Caveat: This took me a while to write, and because it’s kind of a catch-up, it may well be severely boring. Read at your own risk.
It’s jarring that I’ve now been here for three weeks. It feels as if someone’s really hit the accelerator on time recently — but I do remember saying that on various occasions in the last year or so, especially when I was teaching in Barcelona, and since I moved to Dublin. It’s a good sign, I suppose, but in the last few months that famous line from Ferris Bueller’s Day Off keeps coming back to me: “Life moves pretty fast; if you don’t stop and look around once in a while, you’re gonna miss it”. One of the reasons I’m making myself write this blog is to achieve that very goal…when I know objectively that I’m having the kind of experience that I’m always going to look back on, there’s more than a little fear that I’ll let it slip without quite “getting the most out of it”.
Anyway, I’ve been in verrry regular contact with some of you, and more or less no contact with others, so some of you may just want a bit of a general lowdown on my situation rather than specifics. If so, then this post is for YOU!
To begin with, first impressions of Kampala. I guess that once you leave the first world, there’s just something structurally or spatially different about cities. Kampala is in certain respects just fundamentally different to the other cities I’ve lived in, and I started to get this sense as early as the taxi ride from Entebbe when I arrived. At first I got the impression that this city was huge, because there was such activity and life along so much of the roadside coming from Entebbe. There were strips and clusters of bars, shops, food vendors, all cluttered together and occasionally flanked by a kilometre or two of empty space; but even then, there were lots of people walking along the roads or waiting for a boda-boda (like a motorbike taxi), it just generally seemed that there was a lot of activity. Of course, important context was given to the whole thing by the ramshackle and dilapidated constructions which constituted those bars, shops, and homes. This was something I hadn’t seen since the time I spent travelling through Ukraine and the Balkans a couple of years ago, and I hadn’t missed it. Anyway, as it happens the city isn’t actually that big, but as I said, spatially it’s just constructed differently. I think the population is in and around 1.5 million — so, broadly comparable to Dublin or Prague — but it’s just constructed quite differently: of course, as you’d probably find in any city in the developing world, on the one hand there are large areas of cluttered shanties where everything’s kind-of thrown together; on the other hand, there are areas in the city — and topography no doubt has a lot to do with this — where you could forget you were only a few kilometres from the city centre. There’s lots of space, lots of trees, the roads in parts become narrow dirt tracks, dotted with large gates and razor wire fences hiding pretty substantial houses; it’s calm, chilled out, quiet. Then, 200 metres further down the road, the “urban” switch is flicked again and you’re back among the bustle.

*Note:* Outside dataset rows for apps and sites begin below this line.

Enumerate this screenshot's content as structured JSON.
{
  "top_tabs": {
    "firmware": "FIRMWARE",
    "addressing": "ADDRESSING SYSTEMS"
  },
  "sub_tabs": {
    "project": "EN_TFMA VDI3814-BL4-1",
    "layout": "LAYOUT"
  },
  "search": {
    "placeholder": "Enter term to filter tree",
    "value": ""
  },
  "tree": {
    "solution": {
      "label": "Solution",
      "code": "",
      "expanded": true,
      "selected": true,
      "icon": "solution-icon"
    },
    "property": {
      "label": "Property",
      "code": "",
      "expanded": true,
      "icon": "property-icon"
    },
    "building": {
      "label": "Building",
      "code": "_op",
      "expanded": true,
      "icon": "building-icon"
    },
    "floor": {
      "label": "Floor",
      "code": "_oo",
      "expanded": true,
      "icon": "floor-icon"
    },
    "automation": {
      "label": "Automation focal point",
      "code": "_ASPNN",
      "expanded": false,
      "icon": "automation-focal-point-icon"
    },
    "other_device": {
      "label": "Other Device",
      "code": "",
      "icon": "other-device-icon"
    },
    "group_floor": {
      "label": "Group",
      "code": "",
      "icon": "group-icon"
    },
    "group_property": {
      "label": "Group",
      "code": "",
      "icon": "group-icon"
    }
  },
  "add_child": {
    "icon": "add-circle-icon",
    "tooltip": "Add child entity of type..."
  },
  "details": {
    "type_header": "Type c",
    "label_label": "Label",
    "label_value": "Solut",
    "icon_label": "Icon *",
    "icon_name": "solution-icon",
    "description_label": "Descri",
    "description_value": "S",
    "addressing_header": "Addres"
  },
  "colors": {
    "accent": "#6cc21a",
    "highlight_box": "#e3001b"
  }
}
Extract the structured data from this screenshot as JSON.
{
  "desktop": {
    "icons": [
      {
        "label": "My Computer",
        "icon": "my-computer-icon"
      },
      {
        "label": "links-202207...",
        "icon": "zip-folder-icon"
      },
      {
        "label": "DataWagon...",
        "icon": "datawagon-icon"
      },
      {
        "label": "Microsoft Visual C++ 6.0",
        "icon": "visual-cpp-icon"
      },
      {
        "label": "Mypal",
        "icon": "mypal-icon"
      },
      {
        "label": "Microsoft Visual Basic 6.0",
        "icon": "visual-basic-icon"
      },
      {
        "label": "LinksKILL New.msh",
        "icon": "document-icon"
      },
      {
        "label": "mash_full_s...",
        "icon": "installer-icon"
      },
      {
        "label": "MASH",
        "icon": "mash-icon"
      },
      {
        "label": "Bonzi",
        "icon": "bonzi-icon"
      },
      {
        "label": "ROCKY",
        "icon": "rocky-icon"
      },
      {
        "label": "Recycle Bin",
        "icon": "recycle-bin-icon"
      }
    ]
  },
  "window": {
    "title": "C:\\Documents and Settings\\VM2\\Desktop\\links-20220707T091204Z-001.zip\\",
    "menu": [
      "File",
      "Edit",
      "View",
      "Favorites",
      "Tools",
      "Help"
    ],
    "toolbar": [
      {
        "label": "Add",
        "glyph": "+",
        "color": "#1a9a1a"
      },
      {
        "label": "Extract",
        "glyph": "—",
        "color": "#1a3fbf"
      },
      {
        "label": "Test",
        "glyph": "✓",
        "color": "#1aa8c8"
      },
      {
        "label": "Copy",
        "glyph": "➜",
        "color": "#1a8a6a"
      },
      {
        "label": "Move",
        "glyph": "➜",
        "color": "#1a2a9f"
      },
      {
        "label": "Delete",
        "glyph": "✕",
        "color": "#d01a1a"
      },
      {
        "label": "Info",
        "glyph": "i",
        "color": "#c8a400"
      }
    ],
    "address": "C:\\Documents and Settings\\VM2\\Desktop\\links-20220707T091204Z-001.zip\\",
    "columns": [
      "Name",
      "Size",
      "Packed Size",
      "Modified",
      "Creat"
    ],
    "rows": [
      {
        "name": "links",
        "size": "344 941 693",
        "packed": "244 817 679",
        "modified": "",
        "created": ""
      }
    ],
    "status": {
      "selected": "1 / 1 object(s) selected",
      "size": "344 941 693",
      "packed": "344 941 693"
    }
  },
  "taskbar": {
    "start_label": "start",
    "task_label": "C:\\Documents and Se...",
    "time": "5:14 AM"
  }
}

I’m lucky enough to live in one such calm, quiet, spacious and green part of the city. I’ve got a room, which I inherited from my colleague Tara, in a nice big house with a lovely garden, complete with a gang of unruly chickens and friendly dog. I share with an English lady and her son, and another family (the son’s minder, her husband and their kids) live in a smaller building on the premises.
I work relatively close by — I’m told it would be about a 40 minute walk — so if this were like a ‘western’ city, I’d walk it, but I don’t. Instead I go for the much faster and more dangerous option of getting a boda-boda. Now, boda rides could get a blog post of their own because there’s a lot to talk about there. Suffice to say that enough safety taboos and rules of the road as we know them in Ireland are broken by me and my regular boda driver, Paul (and by the standard, this guy is very safe) every morning that it’s enough to bring out my inner Catholic: I pray to the angels, like.
Without getting too specific, I’m getting settled into work. It’s rather different to the way things were in Dublin in some respects, which has its ups and its downs, but I’m enjoying the novelty of it and, now that I’m comfortable with things, going to try to get the most out of it. The folks at the office are very friendly, which is a big help, because I have to say I was fairly attached to the crew back in Dublin.
So far I’ve remained largely innocent of the social side of the city. There’s quite a few reasons for that: I guess in the first place, the tiredness of just moving to a new country and starting a new job and so on kind-of sapped my energy, and not drinking alcohol certainly alters the dynamic of your relationship with night-life at first, it’s taken me a little while to get used to. Then, of course, there was Al-Shabbab bringing a bit of cold hearted indiscriminate killing into the night-life situation which, frankly speaking, chilled me to the bone. But that’ll be another post for another time. The long and short of it is that I’ve been staying in chilling out a lot, doing some reading, meditating, finally trying to get good on the guitar, and watching hours and hours of 30 Rock.
So, that’s more or less the basics of what’s going on. I am absolutely certain that I’ve forgot something, but it’ll have to wait. One more episode of 30 Rock and then hitting the sack. Slán go foill.